Now, hopefully that number is going to continue to go down as we get closer to January 14. 2020. The day that Windows 7 dies. Because otherwise we are going to have some serious problems because, yes, yes, Windows 7 it’s going to die. It’s not like you just turn on your computer and it doesn’t turn on anymore. It’s just going to stop receiving feature, updates, bug fixes and, most importantly, security updates, which are very important.
Microsoft is offering extended security updates. ESU for Windows 7 Enterprise and Pro additions up until January 2023. But this update service won’t come cheap and adding insult to injury, the price will double each year. So, three years of support is going to cost 175$ for Enterprise licenses and 350$ for 7 pro.
Also, if you’re, a mega ball or PC gamer thinking, yeah, no problem, 350$ looks like what mid-tier graphics card. Sorry, I’ve got some bad news for you too. ESU is only available for volume license subscriptions which are usually held by companies or schools. So business which are running Windows 7 machines on Microsoft’s Azure cloud as part of the Windows virtual desktop program; those folks get ESU for free, but again baller gamers, I would imagine that scenario doesn’t apply to you.
So then, if you’re, just a regular Windows 7 user with a personal license, what can you do?Well, before we get too deep into your options, let’s take a look at why people want to hold on to Windows 7. It is kind of fantastic. It’s, mature, stable and reliable, and offers a great amount of control over the way it behaves. Its interface is functional, familiar and extremely customizable, and it’s got all your settings just the way that you like them. Furthermore, I wouldn’t be surprised if anyone upgrading now has a program or two that would either require a new, not to mention costly license, to run on Windows 10. Or that isn’t available for it at all.
There are quite a few cons to staying with it past the end date for extended support. Besides lacking the latest antivirus protections, Windows 7 won’t have Windows 10 features. Like device guard, UEFI, secure boot and Windows Hello, which offer higher overall security for your system. And while gaming performance is about the same, some things like system boot times are Slower in Windows 7 compared to Windows 10. It turns out Microsoft’s Software Engineers weren’t sitting around playing beer pong for the last 78 years.

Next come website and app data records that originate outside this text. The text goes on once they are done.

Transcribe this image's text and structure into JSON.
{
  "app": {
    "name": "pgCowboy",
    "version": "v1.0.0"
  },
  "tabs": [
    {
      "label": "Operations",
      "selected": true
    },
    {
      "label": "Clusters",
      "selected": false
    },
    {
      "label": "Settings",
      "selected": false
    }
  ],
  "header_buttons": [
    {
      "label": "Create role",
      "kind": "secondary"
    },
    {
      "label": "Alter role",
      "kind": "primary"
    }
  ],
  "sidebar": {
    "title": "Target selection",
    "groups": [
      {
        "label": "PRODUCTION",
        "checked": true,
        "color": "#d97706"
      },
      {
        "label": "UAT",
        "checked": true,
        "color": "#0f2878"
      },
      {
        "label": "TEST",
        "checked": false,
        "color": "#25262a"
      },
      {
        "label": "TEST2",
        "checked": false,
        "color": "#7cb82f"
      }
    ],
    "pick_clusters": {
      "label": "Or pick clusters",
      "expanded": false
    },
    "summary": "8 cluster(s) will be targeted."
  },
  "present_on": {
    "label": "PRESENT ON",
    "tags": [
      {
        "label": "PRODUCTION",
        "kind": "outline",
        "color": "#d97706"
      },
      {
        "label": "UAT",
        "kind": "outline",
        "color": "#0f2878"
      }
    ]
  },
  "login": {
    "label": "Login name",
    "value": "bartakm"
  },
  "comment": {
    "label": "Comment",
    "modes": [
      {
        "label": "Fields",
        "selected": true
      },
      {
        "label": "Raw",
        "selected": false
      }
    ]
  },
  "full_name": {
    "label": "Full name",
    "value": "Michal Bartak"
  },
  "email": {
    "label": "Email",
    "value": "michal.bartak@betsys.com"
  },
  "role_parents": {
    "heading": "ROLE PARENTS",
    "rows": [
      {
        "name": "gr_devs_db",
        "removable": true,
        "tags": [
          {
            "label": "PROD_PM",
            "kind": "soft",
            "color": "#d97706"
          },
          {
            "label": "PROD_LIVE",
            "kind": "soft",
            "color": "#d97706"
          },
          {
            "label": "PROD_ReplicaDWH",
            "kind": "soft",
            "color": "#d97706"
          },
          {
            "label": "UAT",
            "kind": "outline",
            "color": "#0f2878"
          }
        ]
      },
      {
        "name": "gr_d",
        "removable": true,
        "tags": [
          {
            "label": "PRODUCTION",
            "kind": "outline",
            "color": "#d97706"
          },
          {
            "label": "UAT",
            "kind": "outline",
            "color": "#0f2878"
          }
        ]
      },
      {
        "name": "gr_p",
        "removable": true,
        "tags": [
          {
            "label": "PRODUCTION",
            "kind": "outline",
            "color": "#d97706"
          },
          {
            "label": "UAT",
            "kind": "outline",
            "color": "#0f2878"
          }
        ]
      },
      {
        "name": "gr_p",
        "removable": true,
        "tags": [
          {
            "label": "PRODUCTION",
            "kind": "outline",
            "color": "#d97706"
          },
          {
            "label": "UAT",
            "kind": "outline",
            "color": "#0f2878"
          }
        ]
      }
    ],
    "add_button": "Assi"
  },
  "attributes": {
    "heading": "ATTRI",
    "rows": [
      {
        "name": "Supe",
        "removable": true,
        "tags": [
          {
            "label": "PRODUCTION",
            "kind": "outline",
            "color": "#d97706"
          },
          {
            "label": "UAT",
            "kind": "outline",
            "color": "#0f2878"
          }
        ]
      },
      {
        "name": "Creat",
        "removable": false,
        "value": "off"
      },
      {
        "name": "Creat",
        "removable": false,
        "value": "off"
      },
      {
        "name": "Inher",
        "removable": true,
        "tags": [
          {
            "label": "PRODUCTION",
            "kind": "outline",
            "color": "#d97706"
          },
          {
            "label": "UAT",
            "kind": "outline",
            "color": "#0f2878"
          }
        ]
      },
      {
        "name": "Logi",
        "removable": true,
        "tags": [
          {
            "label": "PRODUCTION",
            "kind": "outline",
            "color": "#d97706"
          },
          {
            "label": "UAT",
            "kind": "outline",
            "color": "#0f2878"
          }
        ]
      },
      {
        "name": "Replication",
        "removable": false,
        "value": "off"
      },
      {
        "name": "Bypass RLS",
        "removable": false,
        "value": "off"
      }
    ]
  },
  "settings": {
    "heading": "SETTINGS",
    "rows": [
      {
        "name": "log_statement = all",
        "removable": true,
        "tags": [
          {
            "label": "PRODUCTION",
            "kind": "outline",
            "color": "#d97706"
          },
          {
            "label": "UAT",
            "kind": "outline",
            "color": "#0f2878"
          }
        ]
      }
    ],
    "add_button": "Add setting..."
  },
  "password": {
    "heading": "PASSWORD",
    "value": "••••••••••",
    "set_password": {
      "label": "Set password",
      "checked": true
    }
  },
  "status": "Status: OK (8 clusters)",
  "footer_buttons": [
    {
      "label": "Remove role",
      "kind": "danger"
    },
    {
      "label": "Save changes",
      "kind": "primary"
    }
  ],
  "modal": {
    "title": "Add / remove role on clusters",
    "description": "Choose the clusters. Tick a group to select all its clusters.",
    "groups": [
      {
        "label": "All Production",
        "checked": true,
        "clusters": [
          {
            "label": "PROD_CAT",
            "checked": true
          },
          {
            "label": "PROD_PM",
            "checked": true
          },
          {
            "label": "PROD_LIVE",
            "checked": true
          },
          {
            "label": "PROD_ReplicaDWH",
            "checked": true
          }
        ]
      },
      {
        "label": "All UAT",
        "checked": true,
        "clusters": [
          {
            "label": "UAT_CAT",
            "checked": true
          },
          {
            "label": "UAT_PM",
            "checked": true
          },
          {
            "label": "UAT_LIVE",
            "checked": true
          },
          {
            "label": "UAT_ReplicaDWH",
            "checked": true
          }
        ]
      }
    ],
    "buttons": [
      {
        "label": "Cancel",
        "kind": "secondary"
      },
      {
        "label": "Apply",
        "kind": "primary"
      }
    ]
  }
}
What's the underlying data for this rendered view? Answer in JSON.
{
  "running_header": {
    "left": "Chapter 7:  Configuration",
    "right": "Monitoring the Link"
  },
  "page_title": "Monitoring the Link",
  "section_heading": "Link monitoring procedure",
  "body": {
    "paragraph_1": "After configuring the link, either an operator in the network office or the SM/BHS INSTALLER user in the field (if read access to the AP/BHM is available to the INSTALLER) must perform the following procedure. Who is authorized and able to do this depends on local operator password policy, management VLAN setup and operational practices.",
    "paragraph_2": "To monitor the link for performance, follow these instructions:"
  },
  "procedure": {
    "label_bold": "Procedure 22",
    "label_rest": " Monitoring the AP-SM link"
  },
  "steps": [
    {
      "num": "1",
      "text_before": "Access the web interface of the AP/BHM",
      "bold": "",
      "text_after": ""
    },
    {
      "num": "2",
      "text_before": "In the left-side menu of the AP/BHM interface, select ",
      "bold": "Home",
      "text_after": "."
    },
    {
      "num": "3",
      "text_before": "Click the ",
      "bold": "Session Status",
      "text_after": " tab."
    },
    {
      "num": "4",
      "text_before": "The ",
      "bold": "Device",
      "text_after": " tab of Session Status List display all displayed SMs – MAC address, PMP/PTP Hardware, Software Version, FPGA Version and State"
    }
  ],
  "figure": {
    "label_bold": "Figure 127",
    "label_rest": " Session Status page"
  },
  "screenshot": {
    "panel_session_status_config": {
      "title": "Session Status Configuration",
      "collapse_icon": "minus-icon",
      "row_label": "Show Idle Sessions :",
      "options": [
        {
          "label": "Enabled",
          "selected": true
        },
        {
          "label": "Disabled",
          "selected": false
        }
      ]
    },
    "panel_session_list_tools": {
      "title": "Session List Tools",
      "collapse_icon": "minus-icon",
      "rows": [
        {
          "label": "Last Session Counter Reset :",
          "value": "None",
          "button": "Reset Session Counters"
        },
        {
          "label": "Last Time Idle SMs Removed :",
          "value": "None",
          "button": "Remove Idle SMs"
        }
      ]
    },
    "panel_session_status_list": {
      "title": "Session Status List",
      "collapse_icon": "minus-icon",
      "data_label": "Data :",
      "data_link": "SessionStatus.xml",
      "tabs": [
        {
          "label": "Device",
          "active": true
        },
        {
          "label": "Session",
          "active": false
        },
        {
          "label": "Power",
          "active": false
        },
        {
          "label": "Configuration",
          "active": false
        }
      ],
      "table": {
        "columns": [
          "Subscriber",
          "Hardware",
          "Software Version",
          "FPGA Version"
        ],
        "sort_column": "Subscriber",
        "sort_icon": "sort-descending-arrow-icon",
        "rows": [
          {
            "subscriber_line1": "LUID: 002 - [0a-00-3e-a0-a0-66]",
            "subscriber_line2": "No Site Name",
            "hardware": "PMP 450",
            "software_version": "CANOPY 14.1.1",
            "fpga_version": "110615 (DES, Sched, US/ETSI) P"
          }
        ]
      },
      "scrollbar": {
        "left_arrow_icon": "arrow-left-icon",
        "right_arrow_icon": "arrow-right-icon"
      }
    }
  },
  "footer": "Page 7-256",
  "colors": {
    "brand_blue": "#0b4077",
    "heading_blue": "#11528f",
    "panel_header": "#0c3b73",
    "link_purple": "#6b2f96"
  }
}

If you’re worried about future proofing at all, which you should be at least a little bit. Windows 7 is not a great bet, as software and even hardware makers eventually do stop providing support for legacy operating systems. So, even if you pay for ESU, you support only lasts for three years and costs more than a Windows 10 license and you might be able to upgrade for free anyway.
Yep, even though Microsoft officially ended their offer for a free upgrade to Windows 10 from Windows 7 or 8, many users have reported successful, fully activated upgrades by using Microsoft’s official upgrade utility. And even if you have to pay, Windows 10 might not be as bad as you think. There are a lot of happy users out there who appreciate its combination of the efficiency and customization of Windows 7 and the modern design of Windows 8.